TASK INSTRUCTIONS →
Your response should contain every line from the data below that holds the string "pizza".

Interface dataset entries:
****
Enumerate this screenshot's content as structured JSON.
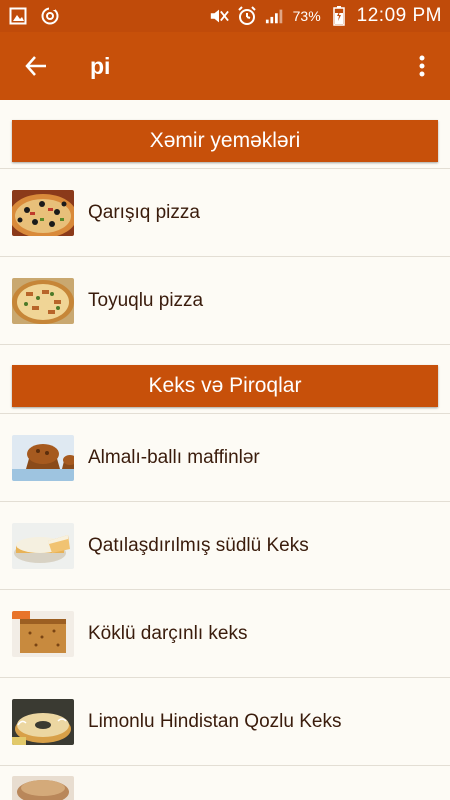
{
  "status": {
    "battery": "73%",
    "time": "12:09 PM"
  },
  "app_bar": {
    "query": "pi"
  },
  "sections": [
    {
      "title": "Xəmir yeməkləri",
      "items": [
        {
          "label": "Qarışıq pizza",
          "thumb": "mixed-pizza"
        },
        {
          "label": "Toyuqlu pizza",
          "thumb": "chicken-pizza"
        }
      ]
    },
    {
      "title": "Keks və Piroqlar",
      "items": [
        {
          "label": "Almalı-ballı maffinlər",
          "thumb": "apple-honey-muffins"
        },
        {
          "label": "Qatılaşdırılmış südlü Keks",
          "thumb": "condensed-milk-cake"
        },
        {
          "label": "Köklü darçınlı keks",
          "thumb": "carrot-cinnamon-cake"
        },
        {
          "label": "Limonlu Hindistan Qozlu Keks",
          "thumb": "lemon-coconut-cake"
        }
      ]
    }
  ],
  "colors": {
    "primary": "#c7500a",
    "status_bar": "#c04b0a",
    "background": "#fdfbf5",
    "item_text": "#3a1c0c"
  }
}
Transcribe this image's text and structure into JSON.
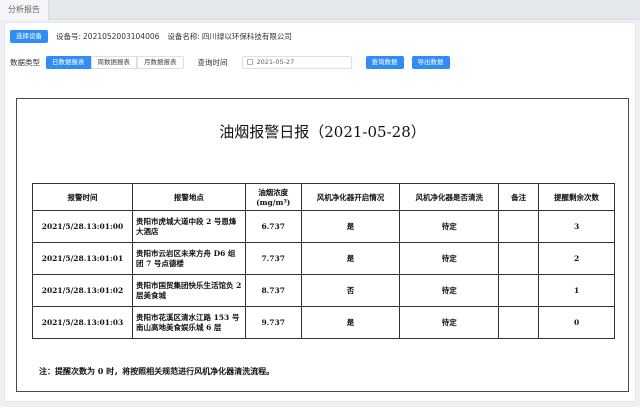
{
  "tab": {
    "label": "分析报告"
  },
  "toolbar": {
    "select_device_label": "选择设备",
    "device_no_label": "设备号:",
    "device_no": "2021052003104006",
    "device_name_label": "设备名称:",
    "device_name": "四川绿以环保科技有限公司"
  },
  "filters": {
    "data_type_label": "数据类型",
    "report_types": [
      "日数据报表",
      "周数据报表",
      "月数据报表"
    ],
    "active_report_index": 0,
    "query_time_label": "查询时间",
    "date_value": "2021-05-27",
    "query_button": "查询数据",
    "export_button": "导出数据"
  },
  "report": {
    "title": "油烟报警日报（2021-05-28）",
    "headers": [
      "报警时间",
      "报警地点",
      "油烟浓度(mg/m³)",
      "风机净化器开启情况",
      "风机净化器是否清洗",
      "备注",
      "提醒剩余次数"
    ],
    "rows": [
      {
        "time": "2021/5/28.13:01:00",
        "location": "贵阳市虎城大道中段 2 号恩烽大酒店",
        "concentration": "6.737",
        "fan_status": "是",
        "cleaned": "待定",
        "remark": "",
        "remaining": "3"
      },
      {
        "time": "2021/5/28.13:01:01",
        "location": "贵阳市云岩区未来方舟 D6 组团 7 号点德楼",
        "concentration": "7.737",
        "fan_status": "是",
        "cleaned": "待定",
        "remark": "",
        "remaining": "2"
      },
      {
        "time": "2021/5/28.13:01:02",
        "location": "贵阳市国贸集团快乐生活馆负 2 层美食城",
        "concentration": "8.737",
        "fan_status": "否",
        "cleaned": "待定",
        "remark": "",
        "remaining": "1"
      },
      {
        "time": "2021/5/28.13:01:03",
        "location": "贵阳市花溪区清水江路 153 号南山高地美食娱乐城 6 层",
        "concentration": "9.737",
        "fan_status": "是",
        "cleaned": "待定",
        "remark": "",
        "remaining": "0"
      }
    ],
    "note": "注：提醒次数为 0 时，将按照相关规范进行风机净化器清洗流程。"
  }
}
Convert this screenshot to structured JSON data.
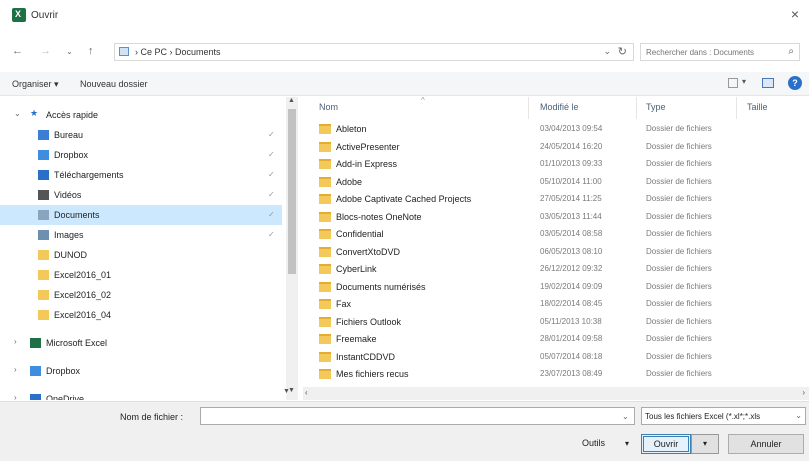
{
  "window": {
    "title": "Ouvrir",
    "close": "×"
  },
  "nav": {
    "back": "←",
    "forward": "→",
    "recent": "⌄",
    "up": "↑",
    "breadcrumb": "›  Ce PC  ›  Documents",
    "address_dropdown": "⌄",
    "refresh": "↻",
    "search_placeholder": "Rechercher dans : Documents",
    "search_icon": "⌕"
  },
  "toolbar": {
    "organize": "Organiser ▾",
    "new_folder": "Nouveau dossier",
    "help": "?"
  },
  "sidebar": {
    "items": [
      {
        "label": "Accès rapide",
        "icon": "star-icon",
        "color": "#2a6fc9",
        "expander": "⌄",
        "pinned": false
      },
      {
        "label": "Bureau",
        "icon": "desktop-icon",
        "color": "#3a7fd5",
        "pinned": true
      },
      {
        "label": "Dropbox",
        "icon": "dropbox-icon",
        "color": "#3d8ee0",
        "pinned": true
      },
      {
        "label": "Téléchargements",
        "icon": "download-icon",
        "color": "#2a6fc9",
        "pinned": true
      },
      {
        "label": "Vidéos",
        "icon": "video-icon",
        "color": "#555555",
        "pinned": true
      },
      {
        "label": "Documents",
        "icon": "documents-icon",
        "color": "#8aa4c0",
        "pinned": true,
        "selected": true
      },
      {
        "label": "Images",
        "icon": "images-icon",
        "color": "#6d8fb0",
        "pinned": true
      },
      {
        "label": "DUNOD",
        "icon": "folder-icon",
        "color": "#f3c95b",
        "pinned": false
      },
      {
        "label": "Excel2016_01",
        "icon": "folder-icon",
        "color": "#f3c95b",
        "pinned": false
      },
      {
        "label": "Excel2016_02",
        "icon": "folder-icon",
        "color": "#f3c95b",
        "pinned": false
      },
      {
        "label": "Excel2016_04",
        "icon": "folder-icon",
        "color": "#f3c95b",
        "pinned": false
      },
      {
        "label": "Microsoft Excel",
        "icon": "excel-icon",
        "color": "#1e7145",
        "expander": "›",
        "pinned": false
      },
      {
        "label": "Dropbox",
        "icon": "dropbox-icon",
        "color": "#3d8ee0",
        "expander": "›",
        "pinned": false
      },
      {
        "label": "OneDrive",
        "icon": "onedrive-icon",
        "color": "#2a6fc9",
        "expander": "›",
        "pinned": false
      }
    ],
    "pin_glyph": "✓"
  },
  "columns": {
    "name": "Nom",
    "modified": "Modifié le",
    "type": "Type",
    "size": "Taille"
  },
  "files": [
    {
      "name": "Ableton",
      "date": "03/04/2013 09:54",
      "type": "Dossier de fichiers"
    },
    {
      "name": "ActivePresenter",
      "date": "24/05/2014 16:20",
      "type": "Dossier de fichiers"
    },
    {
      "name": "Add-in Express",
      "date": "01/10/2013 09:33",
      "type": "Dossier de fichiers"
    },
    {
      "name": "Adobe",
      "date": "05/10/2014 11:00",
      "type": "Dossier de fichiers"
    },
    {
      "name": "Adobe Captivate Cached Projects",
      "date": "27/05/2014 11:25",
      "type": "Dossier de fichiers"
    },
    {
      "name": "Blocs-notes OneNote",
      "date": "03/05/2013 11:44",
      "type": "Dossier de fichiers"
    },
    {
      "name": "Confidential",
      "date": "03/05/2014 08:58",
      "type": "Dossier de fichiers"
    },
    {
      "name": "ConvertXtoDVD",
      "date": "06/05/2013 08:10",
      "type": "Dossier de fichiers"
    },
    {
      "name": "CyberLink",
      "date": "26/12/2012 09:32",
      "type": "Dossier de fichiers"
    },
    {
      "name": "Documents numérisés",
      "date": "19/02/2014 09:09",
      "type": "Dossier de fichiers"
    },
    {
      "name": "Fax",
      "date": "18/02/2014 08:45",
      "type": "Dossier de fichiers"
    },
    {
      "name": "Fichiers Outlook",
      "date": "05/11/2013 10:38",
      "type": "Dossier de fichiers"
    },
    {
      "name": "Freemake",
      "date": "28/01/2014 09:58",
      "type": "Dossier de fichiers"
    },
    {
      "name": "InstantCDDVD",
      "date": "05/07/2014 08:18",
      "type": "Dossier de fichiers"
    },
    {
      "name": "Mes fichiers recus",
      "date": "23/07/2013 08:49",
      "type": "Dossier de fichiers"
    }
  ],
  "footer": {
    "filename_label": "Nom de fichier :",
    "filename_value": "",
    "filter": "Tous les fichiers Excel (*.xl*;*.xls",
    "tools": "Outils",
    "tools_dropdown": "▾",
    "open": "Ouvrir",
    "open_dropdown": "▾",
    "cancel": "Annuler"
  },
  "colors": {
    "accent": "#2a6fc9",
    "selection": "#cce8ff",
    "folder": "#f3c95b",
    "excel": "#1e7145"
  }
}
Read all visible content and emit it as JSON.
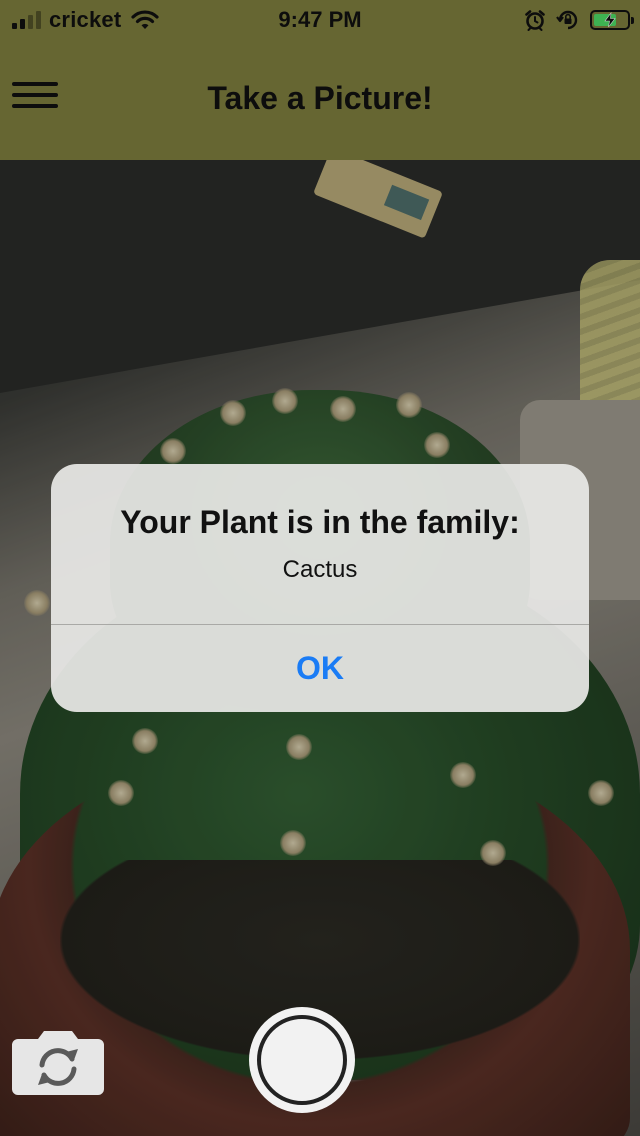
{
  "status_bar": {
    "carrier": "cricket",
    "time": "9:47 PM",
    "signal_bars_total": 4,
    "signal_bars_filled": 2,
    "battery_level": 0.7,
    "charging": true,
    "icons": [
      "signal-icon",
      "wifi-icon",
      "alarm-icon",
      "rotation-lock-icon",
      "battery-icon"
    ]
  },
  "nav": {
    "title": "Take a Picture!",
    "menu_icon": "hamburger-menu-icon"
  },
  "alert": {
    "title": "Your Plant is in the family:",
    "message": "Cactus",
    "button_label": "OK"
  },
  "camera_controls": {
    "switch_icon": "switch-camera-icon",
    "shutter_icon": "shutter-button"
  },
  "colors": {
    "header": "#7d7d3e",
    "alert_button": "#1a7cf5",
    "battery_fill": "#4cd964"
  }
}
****
SOLUTION TO THIS EXERCISE →
          "label": "Qarışıq pizza",
          "thumb": "mixed-pizza"
          "label": "Toyuqlu pizza",
          "thumb": "chicken-pizza"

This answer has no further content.